Return all the entries. Match them word for word.
━━━━━ Record excerpts ━━━━━
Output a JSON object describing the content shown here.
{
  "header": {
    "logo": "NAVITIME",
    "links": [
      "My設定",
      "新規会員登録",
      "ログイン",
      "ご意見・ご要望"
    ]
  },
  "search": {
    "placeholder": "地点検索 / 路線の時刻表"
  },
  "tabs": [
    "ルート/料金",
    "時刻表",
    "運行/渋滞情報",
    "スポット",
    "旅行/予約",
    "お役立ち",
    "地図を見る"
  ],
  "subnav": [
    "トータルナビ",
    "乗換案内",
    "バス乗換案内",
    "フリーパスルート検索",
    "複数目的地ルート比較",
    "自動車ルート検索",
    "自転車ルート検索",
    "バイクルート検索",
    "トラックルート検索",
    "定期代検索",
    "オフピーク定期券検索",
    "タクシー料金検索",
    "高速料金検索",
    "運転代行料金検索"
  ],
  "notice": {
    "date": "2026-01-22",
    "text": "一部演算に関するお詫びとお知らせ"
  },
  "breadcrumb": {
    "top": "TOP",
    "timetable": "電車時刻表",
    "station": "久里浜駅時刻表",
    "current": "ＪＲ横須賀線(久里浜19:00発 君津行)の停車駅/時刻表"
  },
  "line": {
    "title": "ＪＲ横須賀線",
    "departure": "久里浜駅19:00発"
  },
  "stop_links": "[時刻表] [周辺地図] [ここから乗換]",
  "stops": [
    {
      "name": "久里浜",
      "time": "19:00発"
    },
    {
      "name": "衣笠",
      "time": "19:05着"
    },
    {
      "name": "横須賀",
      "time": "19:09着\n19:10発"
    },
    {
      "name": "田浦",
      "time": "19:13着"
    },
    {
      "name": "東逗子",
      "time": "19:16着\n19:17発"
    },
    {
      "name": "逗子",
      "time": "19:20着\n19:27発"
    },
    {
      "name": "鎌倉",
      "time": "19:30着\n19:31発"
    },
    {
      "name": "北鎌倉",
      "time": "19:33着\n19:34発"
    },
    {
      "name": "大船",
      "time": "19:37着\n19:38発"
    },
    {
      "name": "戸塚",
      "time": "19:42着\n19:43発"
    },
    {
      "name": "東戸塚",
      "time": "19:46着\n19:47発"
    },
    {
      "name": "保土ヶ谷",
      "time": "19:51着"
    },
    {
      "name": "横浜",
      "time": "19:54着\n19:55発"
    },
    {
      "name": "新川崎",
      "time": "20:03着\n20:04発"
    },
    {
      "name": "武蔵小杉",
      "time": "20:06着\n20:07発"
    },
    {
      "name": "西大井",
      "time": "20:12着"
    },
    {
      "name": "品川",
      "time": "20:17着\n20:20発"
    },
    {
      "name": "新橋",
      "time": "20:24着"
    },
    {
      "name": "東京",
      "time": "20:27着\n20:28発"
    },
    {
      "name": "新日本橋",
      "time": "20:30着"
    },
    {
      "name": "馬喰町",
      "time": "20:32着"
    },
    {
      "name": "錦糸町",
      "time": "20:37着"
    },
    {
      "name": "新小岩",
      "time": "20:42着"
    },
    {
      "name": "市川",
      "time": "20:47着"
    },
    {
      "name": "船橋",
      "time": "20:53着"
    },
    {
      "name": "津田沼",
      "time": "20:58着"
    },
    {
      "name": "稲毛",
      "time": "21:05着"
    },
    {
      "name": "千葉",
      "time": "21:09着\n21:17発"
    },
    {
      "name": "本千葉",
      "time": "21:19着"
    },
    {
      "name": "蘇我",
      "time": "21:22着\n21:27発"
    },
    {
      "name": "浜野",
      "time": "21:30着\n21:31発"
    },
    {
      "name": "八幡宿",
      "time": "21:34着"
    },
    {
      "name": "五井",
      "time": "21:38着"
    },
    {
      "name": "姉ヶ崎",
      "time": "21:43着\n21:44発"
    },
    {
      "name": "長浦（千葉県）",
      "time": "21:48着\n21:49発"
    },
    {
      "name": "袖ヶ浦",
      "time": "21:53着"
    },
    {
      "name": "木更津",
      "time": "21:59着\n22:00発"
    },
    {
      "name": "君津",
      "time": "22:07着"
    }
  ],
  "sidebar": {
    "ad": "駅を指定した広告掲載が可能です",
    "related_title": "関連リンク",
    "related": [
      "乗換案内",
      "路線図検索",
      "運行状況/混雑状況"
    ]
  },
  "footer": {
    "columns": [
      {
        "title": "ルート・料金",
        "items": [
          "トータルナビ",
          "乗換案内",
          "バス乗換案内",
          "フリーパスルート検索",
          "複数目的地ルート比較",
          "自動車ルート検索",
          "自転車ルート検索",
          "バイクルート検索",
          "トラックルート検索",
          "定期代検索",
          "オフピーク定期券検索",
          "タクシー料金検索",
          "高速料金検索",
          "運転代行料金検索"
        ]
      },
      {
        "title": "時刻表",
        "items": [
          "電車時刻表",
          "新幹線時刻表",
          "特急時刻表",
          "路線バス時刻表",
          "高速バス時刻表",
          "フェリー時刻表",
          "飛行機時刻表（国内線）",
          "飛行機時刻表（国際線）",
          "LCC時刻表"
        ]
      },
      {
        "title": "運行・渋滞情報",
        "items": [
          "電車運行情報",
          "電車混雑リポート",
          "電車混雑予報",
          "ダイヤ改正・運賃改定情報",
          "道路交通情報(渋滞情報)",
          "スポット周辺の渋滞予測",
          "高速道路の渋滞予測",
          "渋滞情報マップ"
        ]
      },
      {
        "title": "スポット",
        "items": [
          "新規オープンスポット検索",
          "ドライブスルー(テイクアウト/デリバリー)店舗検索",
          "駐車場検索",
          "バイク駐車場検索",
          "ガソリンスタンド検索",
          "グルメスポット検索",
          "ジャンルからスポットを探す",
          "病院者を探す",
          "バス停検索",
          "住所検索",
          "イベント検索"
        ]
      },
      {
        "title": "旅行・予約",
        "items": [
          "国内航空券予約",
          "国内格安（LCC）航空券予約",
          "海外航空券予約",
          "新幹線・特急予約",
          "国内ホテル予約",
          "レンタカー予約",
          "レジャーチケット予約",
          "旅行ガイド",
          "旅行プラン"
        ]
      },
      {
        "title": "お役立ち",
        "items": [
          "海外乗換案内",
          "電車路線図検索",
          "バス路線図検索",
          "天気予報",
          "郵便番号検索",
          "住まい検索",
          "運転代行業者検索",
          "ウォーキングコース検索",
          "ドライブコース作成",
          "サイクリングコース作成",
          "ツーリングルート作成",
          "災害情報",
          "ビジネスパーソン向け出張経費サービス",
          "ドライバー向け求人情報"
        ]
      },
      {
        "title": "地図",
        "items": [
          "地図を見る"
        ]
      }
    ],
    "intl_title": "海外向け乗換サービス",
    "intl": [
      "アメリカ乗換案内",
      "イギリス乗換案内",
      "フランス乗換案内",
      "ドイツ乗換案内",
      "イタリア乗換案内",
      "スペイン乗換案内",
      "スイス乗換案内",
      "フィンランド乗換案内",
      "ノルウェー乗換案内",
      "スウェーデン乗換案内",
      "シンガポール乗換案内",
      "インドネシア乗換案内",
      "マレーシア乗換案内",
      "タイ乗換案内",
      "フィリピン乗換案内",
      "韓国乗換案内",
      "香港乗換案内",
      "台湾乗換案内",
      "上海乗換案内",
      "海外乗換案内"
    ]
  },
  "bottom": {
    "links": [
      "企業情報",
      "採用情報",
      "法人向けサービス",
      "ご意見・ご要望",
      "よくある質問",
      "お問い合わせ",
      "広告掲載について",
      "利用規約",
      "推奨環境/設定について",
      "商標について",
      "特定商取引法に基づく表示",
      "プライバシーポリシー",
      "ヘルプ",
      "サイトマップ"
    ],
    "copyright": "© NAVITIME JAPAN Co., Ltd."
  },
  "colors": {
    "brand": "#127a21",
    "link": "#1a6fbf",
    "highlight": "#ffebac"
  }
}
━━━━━
• _Output for this exercise_
Output a JSON object describing the content shown here.
{
  "header": {
    "logo": "NAVITIME",
    "links": [
      "My設定",
      "新規会員登録",
      "ログイン",
      "ご意見・ご要望"
    ]
  },
  "search": {
    "placeholder": "地点検索 / 路線の時刻表"
  },
  "tabs": [
    "ルート/料金",
    "時刻表",
    "運行/渋滞情報",
    "スポット",
    "旅行/予約",
    "お役立ち",
    "地図を見る"
  ],
  "subnav": [
    "トータルナビ",
    "乗換案内",
    "バス乗換案内",
    "フリーパスルート検索",
    "複数目的地ルート比較",
    "自動車ルート検索",
    "自転車ルート検索",
    "バイクルート検索",
    "トラックルート検索",
    "定期代検索",
    "オフピーク定期券検索",
    "タクシー料金検索",
    "高速料金検索",
    "運転代行料金検索"
  ],
  "notice": {
    "date": "2026-01-22",
    "text": "一部演算に関するお詫びとお知らせ"
  },
  "breadcrumb": {
    "top": "TOP",
    "timetable": "電車時刻表",
    "station": "久里浜駅時刻表",
    "current": "ＪＲ横須賀線(久里浜19:00発 君津行)の停車駅/時刻表"
  },
  "line": {
    "title": "ＪＲ横須賀線",
    "departure": "久里浜駅19:00発"
  },
  "stop_links": "[時刻表] [周辺地図] [ここから乗換]",
  "stops": [
    {
      "name": "久里浜",
      "time": "19:00発"
    },
    {
      "name": "衣笠",
      "time": "19:05着"
    },
    {
      "name": "横須賀",
      "time": "19:09着\n19:10発"
    },
    {
      "name": "田浦",
      "time": "19:13着"
    },
    {
      "name": "東逗子",
      "time": "19:16着\n19:17発"
    },
    {
      "name": "逗子",
      "time": "19:20着\n19:27発"
    },
    {
      "name": "鎌倉",
      "time": "19:30着\n19:31発"
    },
    {
      "name": "北鎌倉",
      "time": "19:33着\n19:34発"
    },
    {
      "name": "大船",
      "time": "19:37着\n19:38発"
    },
    {
      "name": "戸塚",
      "time": "19:42着\n19:43発"
    },
    {
      "name": "東戸塚",
      "time": "19:46着\n19:47発"
    },
    {
      "name": "保土ヶ谷",
      "time": "19:51着"
    },
    {
      "name": "横浜",
      "time": "19:54着\n19:55発"
    },
    {
      "name": "新川崎",
      "time": "20:03着\n20:04発"
    },
    {
      "name": "武蔵小杉",
      "time": "20:06着\n20:07発"
    },
    {
      "name": "西大井",
      "time": "20:12着"
    },
    {
      "name": "品川",
      "time": "20:17着\n20:20発"
    },
    {
      "name": "新橋",
      "time": "20:24着"
    },
    {
      "name": "東京",
      "time": "20:27着\n20:28発"
    },
    {
      "name": "新日本橋",
      "time": "20:30着"
    },
    {
      "name": "馬喰町",
      "time": "20:32着"
    },
    {
      "name": "錦糸町",
      "time": "20:37着"
    },
    {
      "name": "新小岩",
      "time": "20:42着"
    },
    {
      "name": "市川",
      "time": "20:47着"
    },
    {
      "name": "船橋",
      "time": "20:53着"
    },
    {
      "name": "津田沼",
      "time": "20:58着"
    },
    {
      "name": "稲毛",
      "time": "21:05着"
    },
    {
      "name": "千葉",
      "time": "21:09着\n21:17発"
    },
    {
      "name": "本千葉",
      "time": "21:19着"
    },
    {
      "name": "蘇我",
      "time": "21:22着\n21:27発"
    },
    {
      "name": "浜野",
      "time": "21:30着\n21:31発"
    },
    {
      "name": "八幡宿",
      "time": "21:34着"
    },
    {
      "name": "五井",
      "time": "21:38着"
    },
    {
      "name": "姉ヶ崎",
      "time": "21:43着\n21:44発"
    },
    {
      "name": "長浦（千葉県）",
      "time": "21:48着\n21:49発"
    },
    {
      "name": "袖ヶ浦",
      "time": "21:53着"
    },
    {
      "name": "木更津",
      "time": "21:59着\n22:00発"
    },
    {
      "name": "君津",
      "time": "22:07着"
    }
  ],
  "sidebar": {
    "ad": "駅を指定した広告掲載が可能です",
    "related_title": "関連リンク",
    "related": [
      "乗換案内",
      "路線図検索",
      "運行状況/混雑状況"
    ]
  },
  "footer": {
    "columns": [
      {
        "title": "ルート・料金",
        "items": [
          "トータルナビ",
          "乗換案内",
          "バス乗換案内",
          "フリーパスルート検索",
          "複数目的地ルート比較",
          "自動車ルート検索",
          "自転車ルート検索",
          "バイクルート検索",
          "トラックルート検索",
          "定期代検索",
          "オフピーク定期券検索",
          "タクシー料金検索",
          "高速料金検索",
          "運転代行料金検索"
        ]
      },
      {
        "title": "時刻表",
        "items": [
          "電車時刻表",
          "新幹線時刻表",
          "特急時刻表",
          "路線バス時刻表",
          "高速バス時刻表",
          "フェリー時刻表",
          "飛行機時刻表（国内線）",
          "飛行機時刻表（国際線）",
          "LCC時刻表"
        ]
      },
      {
        "title": "運行・渋滞情報",
        "items": [
          "電車運行情報",
          "電車混雑リポート",
          "電車混雑予報",
          "ダイヤ改正・運賃改定情報",
          "道路交通情報(渋滞情報)",
          "スポット周辺の渋滞予測",
          "高速道路の渋滞予測",
          "渋滞情報マップ"
        ]
      },
      {
        "title": "スポット",
        "items": [
          "新規オープンスポット検索",
          "ドライブスルー(テイクアウト/デリバリー)店舗検索",
          "駐車場検索",
          "バイク駐車場検索",
          "ガソリンスタンド検索",
          "グルメスポット検索",
          "ジャンルからスポットを探す",
          "病院者を探す",
          "バス停検索",
          "住所検索",
          "イベント検索"
        ]
      },
      {
        "title": "旅行・予約",
        "items": [
          "国内航空券予約",
          "国内格安（LCC）航空券予約",
          "海外航空券予約",
          "新幹線・特急予約",
          "国内ホテル予約",
          "レンタカー予約",
          "レジャーチケット予約",
          "旅行ガイド",
          "旅行プラン"
        ]
      },
      {
        "title": "お役立ち",
        "items": [
          "海外乗換案内",
          "電車路線図検索",
          "バス路線図検索",
          "天気予報",
          "郵便番号検索",
          "住まい検索",
          "運転代行業者検索",
          "ウォーキングコース検索",
          "ドライブコース作成",
          "サイクリングコース作成",
          "ツーリングルート作成",
          "災害情報",
          "ビジネスパーソン向け出張経費サービス",
          "ドライバー向け求人情報"
        ]
      },
      {
        "title": "地図",
        "items": [
          "地図を見る"
        ]
      }
    ],
    "intl_title": "海外向け乗換サービス",
    "intl": [
      "アメリカ乗換案内",
      "イギリス乗換案内",
      "フランス乗換案内",
      "ドイツ乗換案内",
      "イタリア乗換案内",
      "スペイン乗換案内",
      "スイス乗換案内",
      "フィンランド乗換案内",
      "ノルウェー乗換案内",
      "スウェーデン乗換案内",
      "シンガポール乗換案内",
      "インドネシア乗換案内",
      "マレーシア乗換案内",
      "タイ乗換案内",
      "フィリピン乗換案内",
      "韓国乗換案内",
      "香港乗換案内",
      "台湾乗換案内",
      "上海乗換案内",
      "海外乗換案内"
    ]
  },
  "bottom": {
    "links": [
      "企業情報",
      "採用情報",
      "法人向けサービス",
      "ご意見・ご要望",
      "よくある質問",
      "お問い合わせ",
      "広告掲載について",
      "利用規約",
      "推奨環境/設定について",
      "商標について",
      "特定商取引法に基づく表示",
      "プライバシーポリシー",
      "ヘルプ",
      "サイトマップ"
    ],
    "copyright": "© NAVITIME JAPAN Co., Ltd."
  },
  "colors": {
    "brand": "#127a21",
    "link": "#1a6fbf",
    "highlight": "#ffebac"
  }
}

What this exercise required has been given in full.